Under the skillful direction of Ben Cohen, the Vocal Arts Ensemble has grown into a highly respected small choir. Now it’s putting on a multimedia extravaganza at Lydia Mendelssohn Theater on Saturday, May 9.

Extravaganza is the word for it. For the show, Ann Arbor’s twenty-two-voice Vocal Arts Ensemble will be joined by the River Raisin Ragtime Revue—Tecumseh’s twelve-piece ragtime theater orchestra—and People Dancing—Ann Arbor’s six-member modern dance company—for the evening’s main work: Gian Carlo Menotti’s The Unicorn, The Gorgon, and the Manticore. Described by the composer as a madrigal fable, the piece presents the ironic parable of a Renaissance town beguiled by style and befuddled by fashion, with the choir telling the story through modernist madrigals, the dancers enacting it through expressive movements, and the orchestra providing sprightly instrumental interludes.

All this looks wonderful on paper, and, based on the evidence, wonders should abound in performance. But for me, the real reason to attend the show is the inclusion of the world premiere performance of William Bolcom’s Lady Liberty. Actually, it’s more of a shared world premiere: the short work for mixed chorus and piano was co-commissioned by Cohen’s Vocal Arts Ensemble and by his brother’s Master Singers of Lexington, Kentucky. “We wanted a big splash without taking a financial bath,” Cohen explains, and splitting the cost was the way to go. For listeners who’ve followed the career of a man called Ann Arbor’s and America’s greatest living composer, the chance to hear another work from the hand that penned Songs of Innocence and Experience is not to be missed.

Based on a rehearsal I attended in early April, here’s what listeners can expect from Lady Liberty: a resolute choral march setting a poem by Bolcom’s longtime collaborator Arnold Wein-stein, with Mahler’s harmonic irony, Gershwin’s melodic sentimentality, and Ives’s cranky individuality fused into Bolcom’s singular postmodernist personality. Lady Liberty opens with a low dirge sung over almost jaunty piano accompaniment, flows into a more lyrical central section peaking with a hymn to “Lovely Lady Liberty,” then returns to the opening dirge for two impassioned climaxes leading to a long, lingering coda and a final, ecstatic cadence.

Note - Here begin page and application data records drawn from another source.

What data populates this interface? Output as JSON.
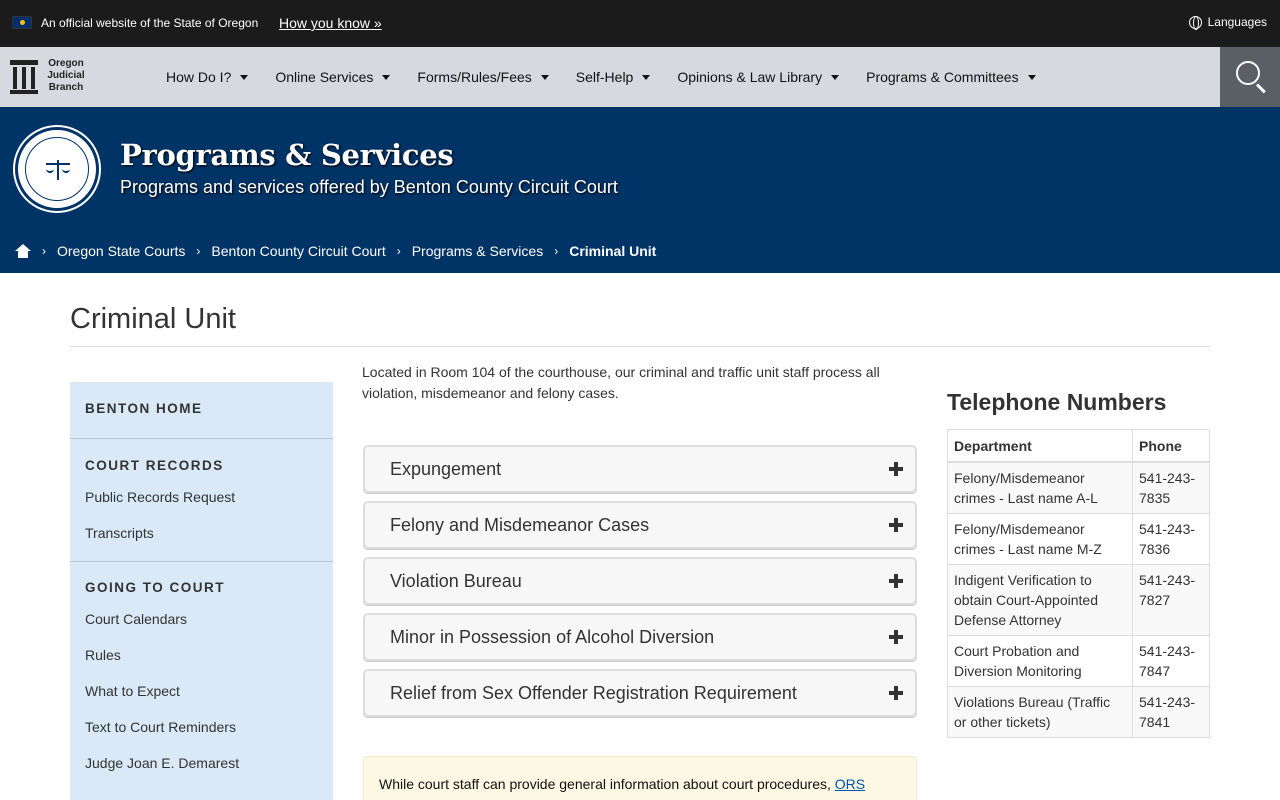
{
  "official_bar": {
    "text": "An official website of the State of Oregon",
    "how_link": "How you know »",
    "languages": "Languages"
  },
  "logo": {
    "line1": "Oregon",
    "line2": "Judicial",
    "line3": "Branch"
  },
  "nav": {
    "items": [
      {
        "label": "How Do I?"
      },
      {
        "label": "Online Services"
      },
      {
        "label": "Forms/Rules/Fees"
      },
      {
        "label": "Self-Help"
      },
      {
        "label": "Opinions & Law Library"
      },
      {
        "label": "Programs & Committees"
      }
    ]
  },
  "hero": {
    "title": "Programs & Services",
    "subtitle": "Programs and services offered by Benton County Circuit Court"
  },
  "breadcrumb": {
    "items": [
      "Oregon State Courts",
      "Benton County Circuit Court",
      "Programs & Services"
    ],
    "current": "Criminal Unit"
  },
  "page": {
    "title": "Criminal Unit",
    "intro": "Located in Room 104 of the courthouse, our criminal and traffic unit staff process all violation, misdemeanor and felony cases."
  },
  "sidebar": {
    "home": "BENTON HOME",
    "records_heading": "COURT RECORDS",
    "records_links": [
      "Public Records Request",
      "Transcripts"
    ],
    "going_heading": "GOING TO COURT",
    "going_links": [
      "Court Calendars",
      "Rules",
      "What to Expect",
      "Text to Court Reminders",
      "Judge Joan E. Demarest"
    ]
  },
  "accordion": [
    "Expungement",
    "Felony and Misdemeanor Cases",
    "Violation Bureau",
    "Minor in Possession of Alcohol Diversion",
    "Relief from Sex Offender Registration Requirement"
  ],
  "notice": {
    "text": "While court staff can provide general information about court procedures, ",
    "link": "ORS"
  },
  "phones": {
    "title": "Telephone Numbers",
    "headers": [
      "Department",
      "Phone"
    ],
    "rows": [
      [
        "Felony/Misdemeanor crimes - Last name A-L",
        "541-243-7835"
      ],
      [
        "Felony/Misdemeanor crimes - Last name M-Z",
        "541-243-7836"
      ],
      [
        "Indigent Verification to obtain Court-Appointed Defense Attorney",
        "541-243-7827"
      ],
      [
        "Court Probation and Diversion Monitoring",
        "541-243-7847"
      ],
      [
        "Violations Bureau (Traffic or other tickets)",
        "541-243-7841"
      ]
    ]
  },
  "colors": {
    "hero_bg": "#003366",
    "nav_bg": "#d6dadf",
    "sidebar_bg": "#d9e9f8",
    "top_bar": "#1b1b1b"
  }
}
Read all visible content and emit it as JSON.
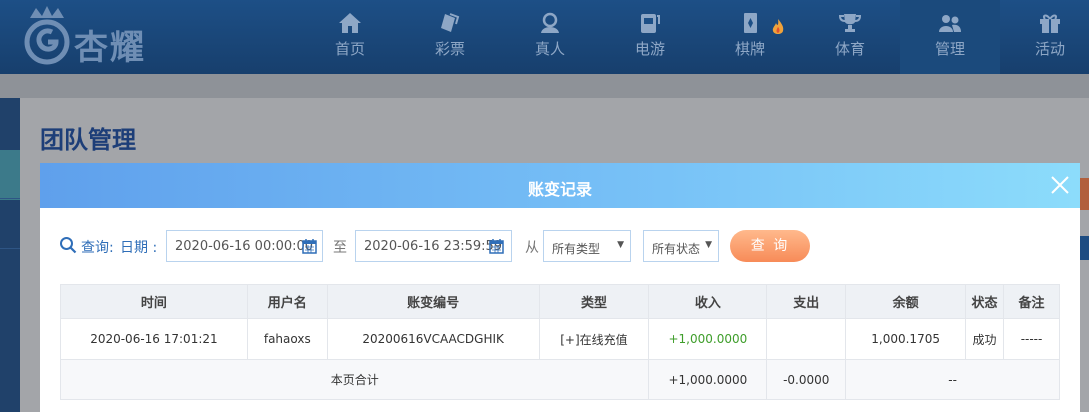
{
  "brand": {
    "logo_text": "杏耀"
  },
  "nav": [
    {
      "label": "首页",
      "icon": "home-icon"
    },
    {
      "label": "彩票",
      "icon": "lottery-icon"
    },
    {
      "label": "真人",
      "icon": "live-dealer-icon"
    },
    {
      "label": "电游",
      "icon": "slot-machine-icon"
    },
    {
      "label": "棋牌",
      "icon": "cards-icon",
      "badge": "flame-icon"
    },
    {
      "label": "体育",
      "icon": "trophy-icon"
    },
    {
      "label": "管理",
      "icon": "users-icon"
    },
    {
      "label": "活动",
      "icon": "gift-icon"
    }
  ],
  "page": {
    "title": "团队管理"
  },
  "modal": {
    "title": "账变记录",
    "filters": {
      "query_label": "查询:",
      "date_label": "日期 :",
      "start_date": "2020-06-16 00:00:00",
      "to_label": "至",
      "end_date": "2020-06-16 23:59:59",
      "from_label": "从",
      "type_select": "所有类型",
      "status_select": "所有状态",
      "query_button": "查 询"
    },
    "table": {
      "columns": [
        "时间",
        "用户名",
        "账变编号",
        "类型",
        "收入",
        "支出",
        "余额",
        "状态",
        "备注"
      ],
      "rows": [
        {
          "time": "2020-06-16 17:01:21",
          "username": "fahaoxs",
          "txn_id": "20200616VCAACDGHIK",
          "type": "[+]在线充值",
          "income": "+1,000.0000",
          "expense": "",
          "balance": "1,000.1705",
          "status": "成功",
          "remark": "-----"
        }
      ],
      "total": {
        "label": "本页合计",
        "income": "+1,000.0000",
        "expense": "-0.0000",
        "rest": "--"
      }
    }
  },
  "colors": {
    "nav_bg": "#1d4f86",
    "title_blue": "#1d3e78",
    "modal_header_start": "#5fa0ec",
    "modal_header_end": "#8cdcfb",
    "query_button": "#f78b58",
    "income_green": "#3f9e2b"
  }
}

Whether that coda lingers too long is up to the listener. In rehearsal, Cohen kept the pace moving in the coda and took care to sculpt the final cadence into something more consoling than corny, holding the final chord not a moment too long. The only way to find out how it’ll work out in performance, of course, is to hear it for yourself.